Your response should consist of the full data, set down exactly.

━━━━

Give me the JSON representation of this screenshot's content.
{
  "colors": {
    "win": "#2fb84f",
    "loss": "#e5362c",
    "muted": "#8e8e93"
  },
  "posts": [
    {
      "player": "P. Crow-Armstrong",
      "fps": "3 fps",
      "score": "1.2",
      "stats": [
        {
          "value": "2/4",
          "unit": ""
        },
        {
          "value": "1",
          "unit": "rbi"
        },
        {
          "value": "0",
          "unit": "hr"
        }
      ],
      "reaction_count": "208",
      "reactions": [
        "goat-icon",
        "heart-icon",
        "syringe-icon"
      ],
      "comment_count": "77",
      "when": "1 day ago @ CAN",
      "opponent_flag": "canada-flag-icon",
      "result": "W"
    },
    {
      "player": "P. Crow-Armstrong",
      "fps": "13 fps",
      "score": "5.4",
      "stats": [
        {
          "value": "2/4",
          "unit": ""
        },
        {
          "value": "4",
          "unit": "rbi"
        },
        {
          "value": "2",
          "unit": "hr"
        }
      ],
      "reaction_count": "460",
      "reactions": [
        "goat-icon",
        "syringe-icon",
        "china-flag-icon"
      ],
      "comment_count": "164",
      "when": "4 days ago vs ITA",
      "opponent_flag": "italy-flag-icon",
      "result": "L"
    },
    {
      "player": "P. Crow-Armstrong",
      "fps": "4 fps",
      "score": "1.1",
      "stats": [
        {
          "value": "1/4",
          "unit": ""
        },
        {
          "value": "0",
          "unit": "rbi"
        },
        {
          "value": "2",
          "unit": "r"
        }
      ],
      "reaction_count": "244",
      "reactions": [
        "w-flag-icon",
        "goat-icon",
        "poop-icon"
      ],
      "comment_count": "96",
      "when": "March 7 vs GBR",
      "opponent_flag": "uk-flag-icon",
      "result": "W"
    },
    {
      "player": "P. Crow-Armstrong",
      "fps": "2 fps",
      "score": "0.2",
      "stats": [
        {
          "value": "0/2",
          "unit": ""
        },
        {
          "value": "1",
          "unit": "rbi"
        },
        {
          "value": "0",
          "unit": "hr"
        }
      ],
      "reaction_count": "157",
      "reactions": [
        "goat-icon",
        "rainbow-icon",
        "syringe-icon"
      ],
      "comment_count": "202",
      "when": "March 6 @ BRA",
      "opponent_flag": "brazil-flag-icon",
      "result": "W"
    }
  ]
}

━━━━

■ ANSWER BELOW:
Give me the JSON representation of this screenshot's content.
{
  "colors": {
    "win": "#2fb84f",
    "loss": "#e5362c",
    "muted": "#8e8e93"
  },
  "posts": [
    {
      "player": "P. Crow-Armstrong",
      "fps": "3 fps",
      "score": "1.2",
      "stats": [
        {
          "value": "2/4",
          "unit": ""
        },
        {
          "value": "1",
          "unit": "rbi"
        },
        {
          "value": "0",
          "unit": "hr"
        }
      ],
      "reaction_count": "208",
      "reactions": [
        "goat-icon",
        "heart-icon",
        "syringe-icon"
      ],
      "comment_count": "77",
      "when": "1 day ago @ CAN",
      "opponent_flag": "canada-flag-icon",
      "result": "W"
    },
    {
      "player": "P. Crow-Armstrong",
      "fps": "13 fps",
      "score": "5.4",
      "stats": [
        {
          "value": "2/4",
          "unit": ""
        },
        {
          "value": "4",
          "unit": "rbi"
        },
        {
          "value": "2",
          "unit": "hr"
        }
      ],
      "reaction_count": "460",
      "reactions": [
        "goat-icon",
        "syringe-icon",
        "china-flag-icon"
      ],
      "comment_count": "164",
      "when": "4 days ago vs ITA",
      "opponent_flag": "italy-flag-icon",
      "result": "L"
    },
    {
      "player": "P. Crow-Armstrong",
      "fps": "4 fps",
      "score": "1.1",
      "stats": [
        {
          "value": "1/4",
          "unit": ""
        },
        {
          "value": "0",
          "unit": "rbi"
        },
        {
          "value": "2",
          "unit": "r"
        }
      ],
      "reaction_count": "244",
      "reactions": [
        "w-flag-icon",
        "goat-icon",
        "poop-icon"
      ],
      "comment_count": "96",
      "when": "March 7 vs GBR",
      "opponent_flag": "uk-flag-icon",
      "result": "W"
    },
    {
      "player": "P. Crow-Armstrong",
      "fps": "2 fps",
      "score": "0.2",
      "stats": [
        {
          "value": "0/2",
          "unit": ""
        },
        {
          "value": "1",
          "unit": "rbi"
        },
        {
          "value": "0",
          "unit": "hr"
        }
      ],
      "reaction_count": "157",
      "reactions": [
        "goat-icon",
        "rainbow-icon",
        "syringe-icon"
      ],
      "comment_count": "202",
      "when": "March 6 @ BRA",
      "opponent_flag": "brazil-flag-icon",
      "result": "W"
    }
  ]
}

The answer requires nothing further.